Coinstar is heavily shorted
Unfortunately, short interest is not available in real-time; rather, it is reported bi-monthly. That said, as of the last report, shares of Coinstar inc. (NASDAQ:CSTR) are heavily shorted — over 50% of the company’s outstanding shares have been sold short.
Why have short sellers taken such an interest in the company? Famed short seller Jim Chanos may have started the trend.
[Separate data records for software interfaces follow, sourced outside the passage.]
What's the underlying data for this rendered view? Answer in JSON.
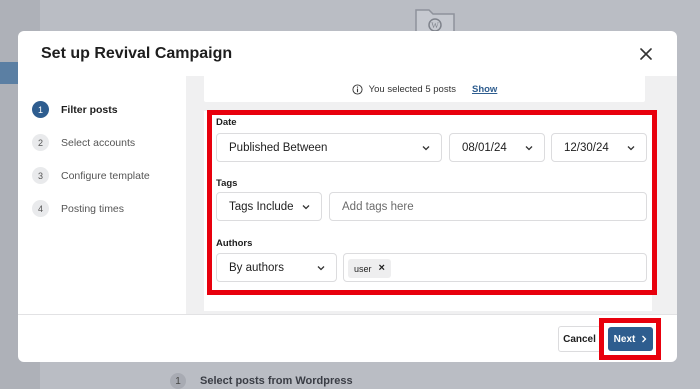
{
  "background": {
    "step_number": "1",
    "step_label": "Select posts from Wordpress"
  },
  "modal": {
    "title": "Set up Revival Campaign",
    "close_icon": "close-icon"
  },
  "steps": [
    {
      "number": "1",
      "label": "Filter posts",
      "active": true
    },
    {
      "number": "2",
      "label": "Select accounts",
      "active": false
    },
    {
      "number": "3",
      "label": "Configure template",
      "active": false
    },
    {
      "number": "4",
      "label": "Posting times",
      "active": false
    }
  ],
  "selection": {
    "text": "You selected 5 posts",
    "show_link": "Show"
  },
  "filters": {
    "date": {
      "label": "Date",
      "mode": "Published Between",
      "start": "08/01/24",
      "end": "12/30/24"
    },
    "tags": {
      "label": "Tags",
      "mode": "Tags Include",
      "placeholder": "Add tags here"
    },
    "authors": {
      "label": "Authors",
      "mode": "By authors",
      "selected": [
        "user"
      ]
    }
  },
  "footer": {
    "cancel_label": "Cancel",
    "next_label": "Next"
  },
  "colors": {
    "primary": "#2e5d8f",
    "highlight": "#e8000d"
  }
}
Last April, Chanos told CNBC his fund had begun betting against the company on the grounds that technological shifts were rendering its product obsolete (consumers were increasingly getting movies through digital downloading services, rather than renting physical discs).
After Chanos made those remarks, short interest steadily began to grow — from about 8 million shares March 2012 to a current short float of over 14 million shares.
Short squeezes can send stocks to new highs
Stocks that are heavily shorted have the tendency to undergo significant moves. Any good news can cause shorts to cover their bets — buying stock in the market and driving up the price. As the price rises, other short sellers (weary of losing money) cover their bets, in turn sending prices higher still.
This short squeeze tendency can have a tremendous effect on stocks. Take Netflix Inc. (NASDAQ:NFLX).
Shares of Netflix rallied about 60% in a very short period of time. On Dec. 31, over 13 million shares of Netflix had been bet against. By the middle of February, that figure had plummeted to about 8 million shares.
On Jan. 23, Netflix reported a profit of about $8 million. Wall Street had been expecting the company to post a loss of a similar amount. That single $8 million profit, in the subsequent sessions, added about $4 billion to the company’s market capitalization as shares went from trading near $100 to trading well over $160.
Were investors, so stunned by a $30 million profit, eager enough to rush out and buy shares? It’s certainly possible, but a more probable explanation may have been short sellers rushing out to cover their losing bets.